Soccer and Target Shooting are the bottom of the barrel, and while some may enjoy them more than I did, I simply didn’t find them to be much fun. In Soccer, you time and direct kicks up the field until you’re in position to shoot on the goal. It sounds easy enough, except there doesn’t seem to be very much skill involved. As long as you point your foot in the general direction, you’re going to win most of the time. Target Shooting is nothing more than pointing your finger at the screen. When your reticule touches one of the targets, you’ll “shoot” it. There’s a center wall in between the two shooters competing, and you’ll shoot at your own targets on your side of the wall. Sometimes, a target on the other side of the wall will venture above the top, allowing you to “steal” that target if you shoot it before your opponent. It’s a nice bit of competitive touch, but it doesn’t change the fact that you’re still just pointing at the screen and moving your arm around. I’m not sure what they could’ve done differently to spice it up – perhaps it simply isn’t the best fit.
As you work through the story mode, you’ll earn XP points and fans for strong performances and wins. All this will allow you to purchase new outfits and power-ups for your character. You’ll definitely need the XP to get upgrades to continue to progress. This in my view is one of the game’s strong points. Though the story is annoying at times, you don’t feel like it’s a matter of repeating until you win. You’re at least earning points that will help you further master each sport.
In a concurrent download, we’re also presented with something called the “Hub World.” This is a social platform that provides you with weekly challenges, or presumably even daily challenges to keep the game fresh. While there isn’t a whole lot of content there as of this review, there is certainly a ton of potential if the developers are able to make good on pushing challenges to the platform.

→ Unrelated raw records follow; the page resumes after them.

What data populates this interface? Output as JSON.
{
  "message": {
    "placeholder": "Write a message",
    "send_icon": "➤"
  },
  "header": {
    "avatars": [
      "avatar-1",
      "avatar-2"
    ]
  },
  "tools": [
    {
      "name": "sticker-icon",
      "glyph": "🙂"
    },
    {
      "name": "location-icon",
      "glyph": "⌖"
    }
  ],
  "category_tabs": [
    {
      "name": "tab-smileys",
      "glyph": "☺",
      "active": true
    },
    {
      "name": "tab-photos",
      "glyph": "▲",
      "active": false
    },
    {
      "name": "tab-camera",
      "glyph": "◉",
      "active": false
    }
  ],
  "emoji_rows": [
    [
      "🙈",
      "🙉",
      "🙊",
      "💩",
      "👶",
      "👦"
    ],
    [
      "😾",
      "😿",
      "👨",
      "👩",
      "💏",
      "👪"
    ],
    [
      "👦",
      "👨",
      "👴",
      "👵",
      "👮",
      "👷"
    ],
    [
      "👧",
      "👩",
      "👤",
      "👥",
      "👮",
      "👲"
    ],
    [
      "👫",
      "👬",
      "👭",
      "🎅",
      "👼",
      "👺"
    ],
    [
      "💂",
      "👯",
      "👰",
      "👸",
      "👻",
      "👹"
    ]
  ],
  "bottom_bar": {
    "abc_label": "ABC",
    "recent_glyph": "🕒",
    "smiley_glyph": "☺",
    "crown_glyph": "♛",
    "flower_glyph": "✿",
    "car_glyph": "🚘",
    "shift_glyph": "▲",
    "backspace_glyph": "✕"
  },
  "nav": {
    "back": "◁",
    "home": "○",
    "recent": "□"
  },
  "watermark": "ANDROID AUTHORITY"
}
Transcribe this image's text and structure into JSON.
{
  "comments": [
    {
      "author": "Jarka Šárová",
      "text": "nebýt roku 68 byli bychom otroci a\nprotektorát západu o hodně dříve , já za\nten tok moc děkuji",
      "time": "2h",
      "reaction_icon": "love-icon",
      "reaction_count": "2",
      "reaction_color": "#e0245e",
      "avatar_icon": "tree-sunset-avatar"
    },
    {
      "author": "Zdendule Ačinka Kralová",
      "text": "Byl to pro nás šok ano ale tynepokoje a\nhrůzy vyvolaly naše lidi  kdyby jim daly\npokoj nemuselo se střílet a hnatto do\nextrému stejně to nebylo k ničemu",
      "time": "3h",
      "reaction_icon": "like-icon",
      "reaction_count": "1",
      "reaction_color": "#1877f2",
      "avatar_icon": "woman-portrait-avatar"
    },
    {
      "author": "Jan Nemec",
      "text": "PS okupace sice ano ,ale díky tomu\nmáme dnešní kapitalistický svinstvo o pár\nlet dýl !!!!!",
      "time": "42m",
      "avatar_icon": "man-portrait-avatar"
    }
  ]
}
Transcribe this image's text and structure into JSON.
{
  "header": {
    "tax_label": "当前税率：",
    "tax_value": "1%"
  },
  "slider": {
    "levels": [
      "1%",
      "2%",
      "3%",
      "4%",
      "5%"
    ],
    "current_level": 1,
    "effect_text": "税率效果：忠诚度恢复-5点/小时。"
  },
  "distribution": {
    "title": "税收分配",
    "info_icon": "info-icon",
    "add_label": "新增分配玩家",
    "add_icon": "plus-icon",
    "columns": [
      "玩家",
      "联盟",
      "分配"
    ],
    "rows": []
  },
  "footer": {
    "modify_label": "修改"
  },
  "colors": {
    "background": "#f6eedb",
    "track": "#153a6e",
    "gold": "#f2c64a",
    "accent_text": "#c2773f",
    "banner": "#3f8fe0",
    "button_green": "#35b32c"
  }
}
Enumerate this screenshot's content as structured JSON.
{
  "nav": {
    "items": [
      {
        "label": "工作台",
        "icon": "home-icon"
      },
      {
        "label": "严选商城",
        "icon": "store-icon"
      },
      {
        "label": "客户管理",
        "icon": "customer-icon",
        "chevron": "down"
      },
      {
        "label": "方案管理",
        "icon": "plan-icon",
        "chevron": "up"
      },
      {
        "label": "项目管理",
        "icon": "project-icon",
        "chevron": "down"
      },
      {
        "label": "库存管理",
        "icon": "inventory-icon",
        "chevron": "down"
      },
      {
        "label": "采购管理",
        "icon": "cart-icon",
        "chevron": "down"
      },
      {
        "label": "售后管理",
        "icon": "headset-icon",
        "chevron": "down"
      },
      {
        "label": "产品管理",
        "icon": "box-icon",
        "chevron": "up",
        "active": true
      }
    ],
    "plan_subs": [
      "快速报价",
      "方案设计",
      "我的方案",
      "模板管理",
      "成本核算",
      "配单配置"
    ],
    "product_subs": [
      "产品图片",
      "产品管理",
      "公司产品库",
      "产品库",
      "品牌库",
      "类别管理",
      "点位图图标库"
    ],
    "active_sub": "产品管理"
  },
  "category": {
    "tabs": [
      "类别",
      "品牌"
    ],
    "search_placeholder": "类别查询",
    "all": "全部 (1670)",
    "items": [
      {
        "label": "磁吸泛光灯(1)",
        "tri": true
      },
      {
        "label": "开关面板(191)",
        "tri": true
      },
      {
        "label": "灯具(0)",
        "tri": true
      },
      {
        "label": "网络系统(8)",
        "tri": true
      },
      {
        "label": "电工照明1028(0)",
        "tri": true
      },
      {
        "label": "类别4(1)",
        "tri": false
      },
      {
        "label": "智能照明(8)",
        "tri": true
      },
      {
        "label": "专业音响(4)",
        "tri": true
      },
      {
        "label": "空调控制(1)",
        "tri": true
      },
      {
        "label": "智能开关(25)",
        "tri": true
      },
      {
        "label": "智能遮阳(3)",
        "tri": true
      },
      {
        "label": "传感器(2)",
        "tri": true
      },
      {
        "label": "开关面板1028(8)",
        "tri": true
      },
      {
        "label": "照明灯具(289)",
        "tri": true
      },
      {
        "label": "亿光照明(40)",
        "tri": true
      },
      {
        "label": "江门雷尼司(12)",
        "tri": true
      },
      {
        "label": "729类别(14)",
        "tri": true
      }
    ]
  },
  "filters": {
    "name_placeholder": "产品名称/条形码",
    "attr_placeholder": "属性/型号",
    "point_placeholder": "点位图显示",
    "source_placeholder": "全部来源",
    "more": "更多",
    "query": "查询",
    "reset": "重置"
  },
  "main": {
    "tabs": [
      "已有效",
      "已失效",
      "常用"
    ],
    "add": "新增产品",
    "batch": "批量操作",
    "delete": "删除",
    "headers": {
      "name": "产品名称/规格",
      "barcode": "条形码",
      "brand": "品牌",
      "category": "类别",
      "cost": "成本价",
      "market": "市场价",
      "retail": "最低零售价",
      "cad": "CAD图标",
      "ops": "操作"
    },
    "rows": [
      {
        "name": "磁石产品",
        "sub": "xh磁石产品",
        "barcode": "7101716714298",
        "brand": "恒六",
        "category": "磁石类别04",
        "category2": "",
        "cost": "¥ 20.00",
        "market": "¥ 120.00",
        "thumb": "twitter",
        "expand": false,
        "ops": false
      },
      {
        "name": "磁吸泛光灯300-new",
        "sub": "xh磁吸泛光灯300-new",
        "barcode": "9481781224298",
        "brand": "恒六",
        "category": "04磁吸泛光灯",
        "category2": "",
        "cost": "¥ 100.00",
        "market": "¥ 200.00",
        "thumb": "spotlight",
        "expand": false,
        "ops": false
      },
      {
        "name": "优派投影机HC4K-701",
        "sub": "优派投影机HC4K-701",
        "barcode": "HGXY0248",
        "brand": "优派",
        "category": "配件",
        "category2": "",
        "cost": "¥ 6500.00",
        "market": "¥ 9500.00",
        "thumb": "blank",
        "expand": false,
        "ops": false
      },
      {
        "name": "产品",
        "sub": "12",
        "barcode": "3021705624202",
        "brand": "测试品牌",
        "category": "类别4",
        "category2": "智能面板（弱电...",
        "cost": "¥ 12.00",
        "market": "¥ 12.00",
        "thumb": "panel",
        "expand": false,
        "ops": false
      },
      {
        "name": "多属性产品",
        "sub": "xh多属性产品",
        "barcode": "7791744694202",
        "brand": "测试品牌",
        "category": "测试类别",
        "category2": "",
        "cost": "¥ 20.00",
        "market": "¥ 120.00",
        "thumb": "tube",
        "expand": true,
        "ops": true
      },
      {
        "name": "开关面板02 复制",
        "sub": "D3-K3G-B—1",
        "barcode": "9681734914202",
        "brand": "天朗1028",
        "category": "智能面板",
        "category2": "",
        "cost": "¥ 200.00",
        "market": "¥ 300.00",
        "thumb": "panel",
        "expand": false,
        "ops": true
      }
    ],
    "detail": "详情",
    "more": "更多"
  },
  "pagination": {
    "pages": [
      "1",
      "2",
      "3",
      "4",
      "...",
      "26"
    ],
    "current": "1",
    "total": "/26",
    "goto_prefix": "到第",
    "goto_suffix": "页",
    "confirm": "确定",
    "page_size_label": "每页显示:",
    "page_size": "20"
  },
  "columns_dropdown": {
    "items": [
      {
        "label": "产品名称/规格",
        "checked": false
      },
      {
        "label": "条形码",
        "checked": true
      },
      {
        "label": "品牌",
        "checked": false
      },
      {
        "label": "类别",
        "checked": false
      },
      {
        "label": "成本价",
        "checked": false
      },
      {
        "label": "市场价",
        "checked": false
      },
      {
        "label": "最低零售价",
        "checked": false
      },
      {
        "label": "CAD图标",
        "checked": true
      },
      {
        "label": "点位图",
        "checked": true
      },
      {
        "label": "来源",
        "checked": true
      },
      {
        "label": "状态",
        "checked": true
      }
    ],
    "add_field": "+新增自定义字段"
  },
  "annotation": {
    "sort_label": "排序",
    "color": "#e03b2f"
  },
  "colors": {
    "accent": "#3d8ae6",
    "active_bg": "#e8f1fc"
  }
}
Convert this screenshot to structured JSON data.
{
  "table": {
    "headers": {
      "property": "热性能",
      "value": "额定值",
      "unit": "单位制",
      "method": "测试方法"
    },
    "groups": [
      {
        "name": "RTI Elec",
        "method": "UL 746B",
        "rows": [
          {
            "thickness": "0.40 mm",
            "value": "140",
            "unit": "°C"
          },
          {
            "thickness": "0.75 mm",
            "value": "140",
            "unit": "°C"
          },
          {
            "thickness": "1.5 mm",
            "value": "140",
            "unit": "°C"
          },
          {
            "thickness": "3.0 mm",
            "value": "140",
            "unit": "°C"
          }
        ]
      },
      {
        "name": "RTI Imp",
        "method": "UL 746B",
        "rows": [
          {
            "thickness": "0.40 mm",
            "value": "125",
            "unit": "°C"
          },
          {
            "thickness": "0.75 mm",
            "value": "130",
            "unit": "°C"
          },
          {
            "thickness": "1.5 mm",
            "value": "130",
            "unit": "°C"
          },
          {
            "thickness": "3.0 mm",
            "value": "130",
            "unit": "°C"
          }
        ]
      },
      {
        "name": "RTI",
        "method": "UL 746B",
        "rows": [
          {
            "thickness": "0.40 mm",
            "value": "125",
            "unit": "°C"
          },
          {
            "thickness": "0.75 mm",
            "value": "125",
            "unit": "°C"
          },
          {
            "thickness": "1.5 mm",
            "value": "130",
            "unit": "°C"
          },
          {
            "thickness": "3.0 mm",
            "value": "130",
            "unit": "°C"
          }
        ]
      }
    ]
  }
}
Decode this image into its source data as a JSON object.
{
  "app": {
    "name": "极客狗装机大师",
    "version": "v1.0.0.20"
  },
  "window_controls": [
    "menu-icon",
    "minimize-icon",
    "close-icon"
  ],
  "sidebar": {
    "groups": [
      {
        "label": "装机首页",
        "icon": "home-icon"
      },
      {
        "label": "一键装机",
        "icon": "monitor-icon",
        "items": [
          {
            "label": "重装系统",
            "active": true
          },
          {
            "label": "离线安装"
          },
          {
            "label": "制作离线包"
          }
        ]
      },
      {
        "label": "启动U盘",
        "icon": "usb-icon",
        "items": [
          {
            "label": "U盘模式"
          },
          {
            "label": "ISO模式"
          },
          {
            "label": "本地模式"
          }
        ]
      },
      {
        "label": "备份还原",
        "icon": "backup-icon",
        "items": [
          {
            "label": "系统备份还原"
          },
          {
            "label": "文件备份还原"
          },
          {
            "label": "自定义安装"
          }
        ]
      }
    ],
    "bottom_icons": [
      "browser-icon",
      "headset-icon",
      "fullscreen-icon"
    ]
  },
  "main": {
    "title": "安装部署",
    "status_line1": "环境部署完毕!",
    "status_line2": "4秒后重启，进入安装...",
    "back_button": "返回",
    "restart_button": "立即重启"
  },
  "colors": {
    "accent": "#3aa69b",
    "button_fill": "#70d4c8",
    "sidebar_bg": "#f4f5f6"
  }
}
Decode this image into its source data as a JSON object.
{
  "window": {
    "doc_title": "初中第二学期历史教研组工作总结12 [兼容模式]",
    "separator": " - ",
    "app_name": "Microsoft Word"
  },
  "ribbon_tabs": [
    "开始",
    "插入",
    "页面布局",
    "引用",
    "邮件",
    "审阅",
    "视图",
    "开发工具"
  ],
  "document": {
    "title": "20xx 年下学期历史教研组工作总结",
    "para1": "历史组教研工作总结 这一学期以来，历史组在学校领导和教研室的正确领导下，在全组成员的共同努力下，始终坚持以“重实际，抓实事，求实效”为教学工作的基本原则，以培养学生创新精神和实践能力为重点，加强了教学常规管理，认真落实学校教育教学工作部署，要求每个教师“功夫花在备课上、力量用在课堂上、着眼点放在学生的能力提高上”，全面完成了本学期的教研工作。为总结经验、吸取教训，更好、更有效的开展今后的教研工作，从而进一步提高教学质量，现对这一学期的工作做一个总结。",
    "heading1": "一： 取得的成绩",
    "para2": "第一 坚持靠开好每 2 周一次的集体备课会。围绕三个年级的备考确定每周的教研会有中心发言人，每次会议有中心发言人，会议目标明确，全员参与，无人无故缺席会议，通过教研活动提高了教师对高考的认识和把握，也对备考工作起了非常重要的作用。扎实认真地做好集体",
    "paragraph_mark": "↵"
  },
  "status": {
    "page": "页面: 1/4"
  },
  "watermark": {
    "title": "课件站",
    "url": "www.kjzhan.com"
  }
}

The visuals and audio in Kinect Sports Rivals are mostly what I expected. The island setting containing all of the events is very pretty and whimsical. There is a ton of color and charm. Player models and movements are realistic, but they’re not supposed to be. They’re supposed to be charming, colorful, and fun, and in that regard they succeed. Voice acting is also colorful, and walks a constant fine line between cute and annoying. And as I said before, the game may have relied on the characters, cut-scenes, and story just a bit too much here. The sound effects and music, however, are fantastic in this reviewer’s opinion.
Kinect Sports Rivals is a good game. The controls have their issues, but in my time with the game, as long as you perform the motions in front of the camera in the way the game instructs you to, there are very few hiccups with motion detection and how your character responds on-screen. Four of the six events are ones that I continue to come back to, especially with friends, which for a game of this type is very strong, in my experience. This is a solid first showing for first-party support of the Kinect 2.0, and it has me excited about what the future holds for motion-controlled games. It’s not without its faults, but if you dig sports, and you dig video games, it’s very much worth checking out – especially if you have some friends to play with.
Reviewed By: Dan Nielson
Publisher: Microsoft Studios
This review is based on a digital copy of Kinect Sports Rivals for the Xbox One provided by Microsoft Studios.